Every once in a long while I try to organize my life. Usually the effort is temporary, with one system working really well as I download all of my tasks out of my inbox and into it, and then slowly languishing until it fails for some mysterious reason to actually get me to do things more efficiently.
You only need to look at my productivity category here to marvel at how ideas come and go.
The latest approach to this, with a test time of all of three days before I write about how wonderful it is, is to use github as an issue tracker. Now it helps that I'm also using github as an issue tracker for a couple of other projects, so it's not a big learning curve, and the more familiar I get with the tool the better off I suspect I'll be.
Issues in github look more or less like items in a conferencing system that has single threaded conversations. The title of the issue is the most searchable part of it, so it pays to have good titles. Each issue can refer to other issues by number (e.g. #4) so you don't have to worry that renaming an issue forces you to update links. Issues can be in exactly one milestone, and milestones have due dates which you are reminded about. Issues also have one or more categories and the categories are color coded.

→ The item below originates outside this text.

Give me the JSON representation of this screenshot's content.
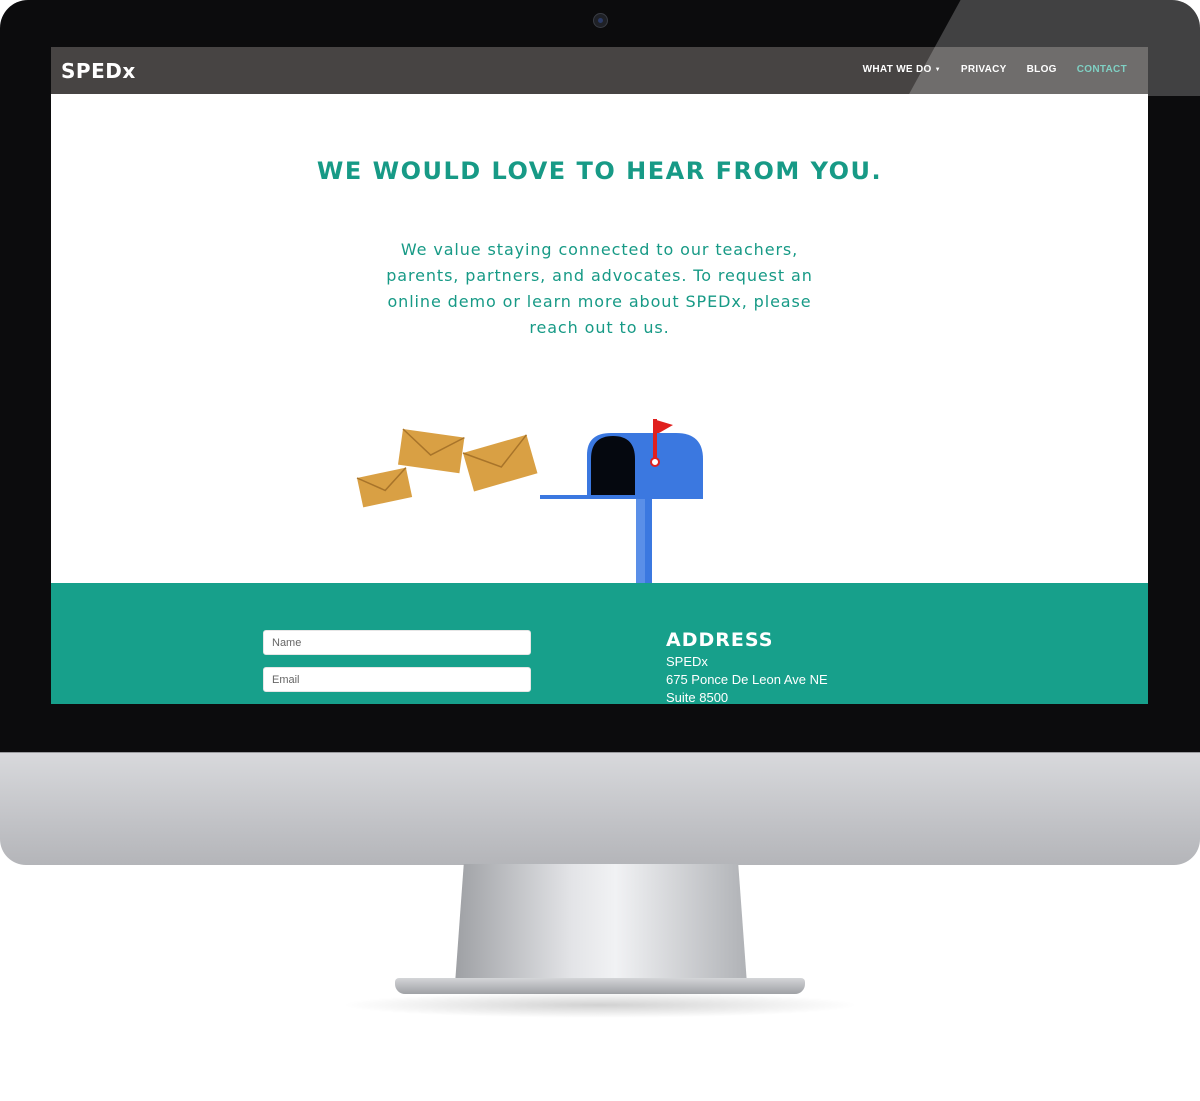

I'm approaching this along the lines that the traditional "inbox zero" or "get things done" approach wants to have it work – your inboxes, all of them, stay as empty as they can all of the time, and the big long issue tracker list is the semi-infinite comprehensive list of everything there is to do. You work your way through that list using some subset of it to prompt activity, and you tick off tasks as completed when they're eventually done. Anything that comes into an empty inbox gets dispatched promptly so that the inbox stays empty, but you don't and can't do everything on your todo list at once.
So far so good? The cost is non-zero, which means that if I decide to give up on this I have the motivating force of a few dollars a month to either prod me into action or use as a budget for some other tool. At worst I get better at using github for a while.